For we’re talking about that increase in the state income tax that was approved a few years ago as a measure that would expire at the end of this year.

QUINN TRIED DURING the Legislature’s spring session to get them to approve a permanent extension of the increase; but legislators of both major political persuasions were hesitant to do anything.

It is why the General Assembly wound up approving a budget for state government that only has enough money to get Illinois through about January or February. It has always been known that the Legislature either was going to have to give in to Quinn’s extension preference, or else be prepared to make severe spending cuts throughout state government that will leave people even more ticked off than any income tax extension would have.

Quinn hasn’t been secretive about anything along this line. Heck, he told the Arlington Heights-based Daily Herald about this when he appeared before them for an endorsement session – which the newspaper wound up giving to Rauner (no surprise there)!

So to hear (and read the following morning in an e-mail message from the Rauner campaign) about secrecy and “a massive tax hike right after the election” just makes me ill.

IF ANYTHING, STUFF like this is inclined to make me think less of Rauner.
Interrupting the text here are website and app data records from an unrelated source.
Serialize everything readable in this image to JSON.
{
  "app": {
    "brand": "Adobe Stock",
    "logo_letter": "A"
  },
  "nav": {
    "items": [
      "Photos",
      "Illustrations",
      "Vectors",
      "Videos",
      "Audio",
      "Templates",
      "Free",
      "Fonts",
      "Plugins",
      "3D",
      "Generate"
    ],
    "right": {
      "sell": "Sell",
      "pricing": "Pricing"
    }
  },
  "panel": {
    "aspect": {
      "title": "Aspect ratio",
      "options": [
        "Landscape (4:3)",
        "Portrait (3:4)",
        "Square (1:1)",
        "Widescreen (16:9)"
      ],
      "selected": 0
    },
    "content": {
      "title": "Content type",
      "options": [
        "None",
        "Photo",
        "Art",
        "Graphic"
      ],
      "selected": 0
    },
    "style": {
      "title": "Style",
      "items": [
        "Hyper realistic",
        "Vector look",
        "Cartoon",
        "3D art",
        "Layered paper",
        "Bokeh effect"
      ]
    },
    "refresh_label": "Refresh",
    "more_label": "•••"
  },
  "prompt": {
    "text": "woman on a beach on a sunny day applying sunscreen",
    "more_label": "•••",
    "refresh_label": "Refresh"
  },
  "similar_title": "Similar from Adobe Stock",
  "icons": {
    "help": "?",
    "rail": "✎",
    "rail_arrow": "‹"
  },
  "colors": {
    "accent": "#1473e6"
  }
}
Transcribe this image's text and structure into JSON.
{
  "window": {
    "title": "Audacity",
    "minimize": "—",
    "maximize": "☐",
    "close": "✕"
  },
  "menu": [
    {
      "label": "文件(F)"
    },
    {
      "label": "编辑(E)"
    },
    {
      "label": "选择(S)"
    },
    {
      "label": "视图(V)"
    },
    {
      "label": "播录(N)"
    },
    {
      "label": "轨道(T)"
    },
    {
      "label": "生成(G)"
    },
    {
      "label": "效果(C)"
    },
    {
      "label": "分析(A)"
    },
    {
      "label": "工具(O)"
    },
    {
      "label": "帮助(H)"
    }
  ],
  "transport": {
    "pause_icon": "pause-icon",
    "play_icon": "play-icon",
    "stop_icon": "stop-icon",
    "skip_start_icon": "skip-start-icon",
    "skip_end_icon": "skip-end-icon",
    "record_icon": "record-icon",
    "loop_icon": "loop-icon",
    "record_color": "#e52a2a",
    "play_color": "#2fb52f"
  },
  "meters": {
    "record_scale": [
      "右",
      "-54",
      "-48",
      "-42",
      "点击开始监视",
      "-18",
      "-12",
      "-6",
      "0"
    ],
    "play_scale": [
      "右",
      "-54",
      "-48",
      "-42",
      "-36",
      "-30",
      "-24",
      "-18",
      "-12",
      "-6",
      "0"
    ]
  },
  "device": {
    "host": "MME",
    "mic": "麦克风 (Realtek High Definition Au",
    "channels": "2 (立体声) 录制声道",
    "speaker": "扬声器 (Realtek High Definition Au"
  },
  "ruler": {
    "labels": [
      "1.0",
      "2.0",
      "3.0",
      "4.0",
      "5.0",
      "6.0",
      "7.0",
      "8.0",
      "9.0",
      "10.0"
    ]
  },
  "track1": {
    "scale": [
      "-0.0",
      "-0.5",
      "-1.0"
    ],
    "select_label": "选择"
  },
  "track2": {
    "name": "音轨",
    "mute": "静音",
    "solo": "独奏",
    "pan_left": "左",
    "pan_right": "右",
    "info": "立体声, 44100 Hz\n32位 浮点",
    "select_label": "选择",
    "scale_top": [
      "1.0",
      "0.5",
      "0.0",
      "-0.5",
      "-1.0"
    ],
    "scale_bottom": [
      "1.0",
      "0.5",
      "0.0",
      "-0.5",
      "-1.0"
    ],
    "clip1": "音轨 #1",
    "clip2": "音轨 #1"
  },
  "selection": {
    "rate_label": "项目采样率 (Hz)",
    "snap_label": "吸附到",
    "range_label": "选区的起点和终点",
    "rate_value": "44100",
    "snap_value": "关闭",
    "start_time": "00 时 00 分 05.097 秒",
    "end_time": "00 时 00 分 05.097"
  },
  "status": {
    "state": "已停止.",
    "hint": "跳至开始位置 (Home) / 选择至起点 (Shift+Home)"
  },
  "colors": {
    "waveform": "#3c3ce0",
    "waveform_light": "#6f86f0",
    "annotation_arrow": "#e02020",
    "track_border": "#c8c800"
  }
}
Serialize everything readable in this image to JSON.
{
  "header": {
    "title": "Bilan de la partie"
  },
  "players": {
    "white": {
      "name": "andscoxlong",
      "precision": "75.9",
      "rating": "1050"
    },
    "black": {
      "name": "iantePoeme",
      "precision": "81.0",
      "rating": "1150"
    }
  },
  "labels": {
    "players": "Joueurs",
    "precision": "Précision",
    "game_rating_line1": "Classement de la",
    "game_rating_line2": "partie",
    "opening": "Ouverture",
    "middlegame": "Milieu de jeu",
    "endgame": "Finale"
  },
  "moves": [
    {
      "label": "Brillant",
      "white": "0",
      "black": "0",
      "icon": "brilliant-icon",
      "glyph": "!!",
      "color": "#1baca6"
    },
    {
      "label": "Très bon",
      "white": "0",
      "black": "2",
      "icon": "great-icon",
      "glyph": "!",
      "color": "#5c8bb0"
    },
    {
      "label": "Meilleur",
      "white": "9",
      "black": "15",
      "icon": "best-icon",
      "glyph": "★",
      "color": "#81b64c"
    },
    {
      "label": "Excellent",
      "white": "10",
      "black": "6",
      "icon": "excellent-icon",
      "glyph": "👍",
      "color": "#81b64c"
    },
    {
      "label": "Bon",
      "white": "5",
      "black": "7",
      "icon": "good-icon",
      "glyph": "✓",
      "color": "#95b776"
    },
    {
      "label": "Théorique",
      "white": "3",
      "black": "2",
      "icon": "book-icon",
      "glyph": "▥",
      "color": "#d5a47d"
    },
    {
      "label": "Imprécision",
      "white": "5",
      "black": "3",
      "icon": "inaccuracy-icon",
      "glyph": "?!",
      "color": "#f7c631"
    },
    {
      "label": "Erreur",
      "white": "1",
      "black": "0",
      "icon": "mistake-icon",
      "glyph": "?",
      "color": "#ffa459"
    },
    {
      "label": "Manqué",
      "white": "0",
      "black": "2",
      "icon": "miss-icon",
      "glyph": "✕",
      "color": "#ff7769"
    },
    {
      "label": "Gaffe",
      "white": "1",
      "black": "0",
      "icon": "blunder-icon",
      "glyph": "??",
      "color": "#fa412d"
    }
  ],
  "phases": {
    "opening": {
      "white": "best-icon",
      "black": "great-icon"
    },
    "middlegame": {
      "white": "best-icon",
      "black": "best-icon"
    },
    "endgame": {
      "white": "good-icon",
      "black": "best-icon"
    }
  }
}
Probably about as little as the Democratic Party-leaning operatives who sent me another e-mail message; one that suggests that the Ebola scare and the threat it poses to the public health of this nation is somehow a Republican Party plot.

The Agenda Project Action Fund is proud of the fact that it has its own advertising spots laying blame on the GOP for Ebola, contending that cuts in federal funds for health care initiatives have made us more vulnerable to a disease that some once wanted to think was limited exclusively to nations in west Africa.

“Republican Cuts Kill” is what this newest advertising campaign is called.

“Like rabid dogs in a butcher shop, Republicans have indiscriminately shredded everything in their path, including critical programs that could have dealt with the Ebola crisis before it reached our country,” the group wrote.


While I don’t doubt there is a way of twisting facts to make the problem so simplistic, the idea that either political party is to blame for the death that has occurred already – and the nurse who has turned ill despite wearing protective gear – is just nonsensical.

It’s got to the point where I dread television or e-mail – which the campaigns seem to like to use to send me their campaign ads, just in case I miss them on television.

Although I did find it amusing to get an e-mail Sunday from “Robert Redford,” telling me how I should support Sen. Tom Udall’s re-election bid in New Mexico – as though we’re all just the best of buds.